INTRO: The experimental tradition of the 1920s-1950s gave way to surveying techniques in the 1950s, b/c surveys seemed to give more insight into why people do what they do and b/c surveys are easily re-used to answer other questions. Further, experiments couldn't address big variables like civic culture, modernization, etc. (pg 807). We can't tell how well our nonrandom (statistical) studies reflect reality unless we actually compare them to experiments.

VALUE: Experiments have greater internal validity --> better causal inference. Unlike with other designs, experimental designs don't require a complete statistical model in advance. (page 810). No risk of data mining due to running scores of regressions. Page 811 lists threats to internal/external validity. You don't need a perfect list of control variables to statistically control for.

IN PRACTICE: In statistical studies, our concerns are about legitimacy and spuriousness. In experimental studies, our concerns are external validity: would the same thing happen somewhere else? At a different time? So we repeat the experiment (page 814). Nonexperimental studies might be replicable (external validity), but never be able to present satisfying evidence of internal validity. See example on pages 815-6. **Downstream randomization: "The dependent variables in lab experiments make for highly informative independent variables in subsequent research." (see page 818) --> if you can intervene in a way that alters the independent variable (randomly, as a dependent variable), you can study its effects on some other dependent variable. (page 818).

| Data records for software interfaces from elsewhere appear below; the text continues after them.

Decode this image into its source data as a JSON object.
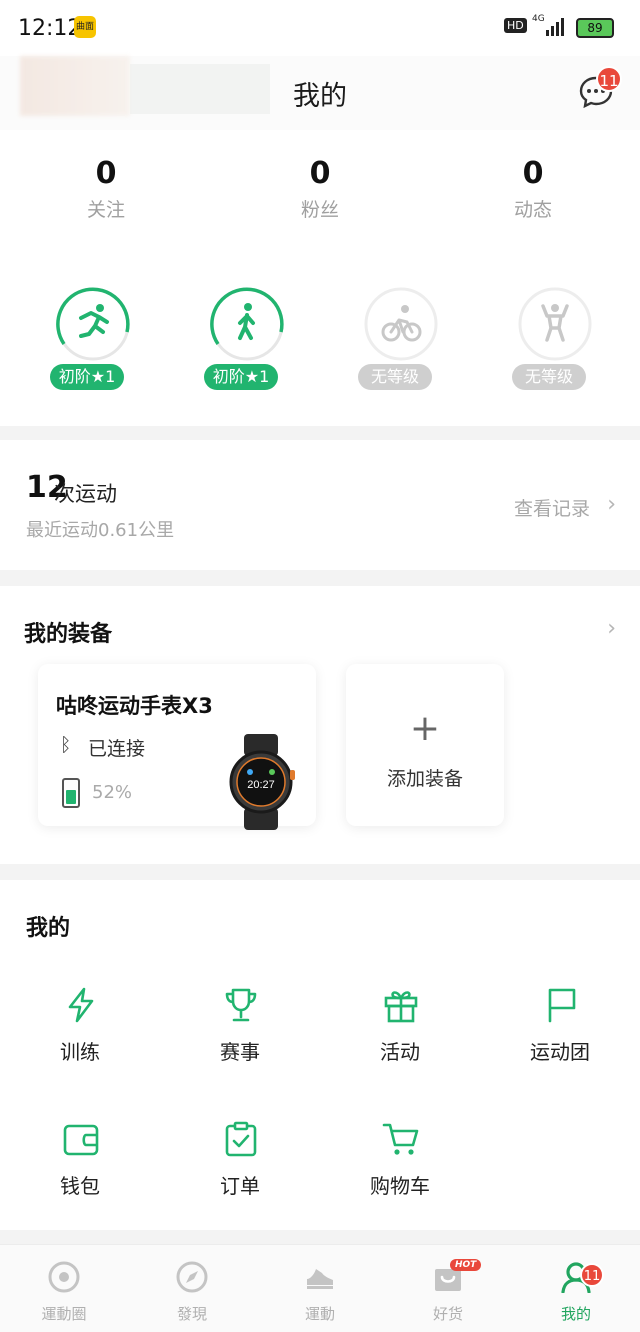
{
  "status_bar": {
    "time": "12:12",
    "app_icon": "曲面",
    "hd": "HD",
    "network": "4G",
    "battery": "89"
  },
  "header": {
    "title": "我的",
    "message_badge": "11",
    "message_icon": "chat-bubble-icon"
  },
  "stats": [
    {
      "value": "0",
      "label": "关注"
    },
    {
      "value": "0",
      "label": "粉丝"
    },
    {
      "value": "0",
      "label": "动态"
    }
  ],
  "levels": [
    {
      "icon": "running-icon",
      "tag": "初阶★1",
      "active": true,
      "progress": 0.6
    },
    {
      "icon": "walking-icon",
      "tag": "初阶★1",
      "active": true,
      "progress": 0.6
    },
    {
      "icon": "cycling-icon",
      "tag": "无等级",
      "active": false,
      "progress": 0
    },
    {
      "icon": "fitness-icon",
      "tag": "无等级",
      "active": false,
      "progress": 0
    }
  ],
  "records": {
    "count": "12",
    "count_label": "次运动",
    "subtitle": "最近运动0.61公里",
    "link": "查看记录"
  },
  "equipment": {
    "title": "我的装备",
    "device": {
      "name": "咕咚运动手表X3",
      "status": "已连接",
      "battery": "52%",
      "battery_level": 0.52,
      "watch_time": "20:27"
    },
    "add_label": "添加装备"
  },
  "mine": {
    "title": "我的",
    "items": [
      {
        "label": "训练",
        "icon": "lightning-icon"
      },
      {
        "label": "赛事",
        "icon": "trophy-icon"
      },
      {
        "label": "活动",
        "icon": "gift-icon"
      },
      {
        "label": "运动团",
        "icon": "flag-icon"
      },
      {
        "label": "钱包",
        "icon": "wallet-icon"
      },
      {
        "label": "订单",
        "icon": "clipboard-check-icon"
      },
      {
        "label": "购物车",
        "icon": "cart-icon"
      }
    ]
  },
  "tabbar": {
    "tabs": [
      {
        "label": "運動圈",
        "icon": "circle-target-icon"
      },
      {
        "label": "發現",
        "icon": "compass-icon"
      },
      {
        "label": "運動",
        "icon": "shoe-icon"
      },
      {
        "label": "好货",
        "icon": "shop-bag-icon",
        "badge": "HOT"
      },
      {
        "label": "我的",
        "icon": "person-icon",
        "badge": "11",
        "active": true
      }
    ]
  },
  "colors": {
    "accent": "#21b46f",
    "badge": "#e9483b",
    "muted": "#a8a8a8"
  }
}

LIMITATIONS: There are some things that we can't study experimentally. But try to think of one for every subject you study, even if sometimes there isn't one. "Experimentation is possible whenever decision makers face constrained resources and are indifferent between competing ways of allocating them." (page 821). (E.g. if a candidate's campaign has a list of 10,000 supporters it hopes to call before election day but doesn't know whether it will get through the whole list, ask permission to randomize the order of the list. If some people don't get called, they are a random control group. If the whole list gets called, oh well--no experiment this time.) Other limitations also discussed.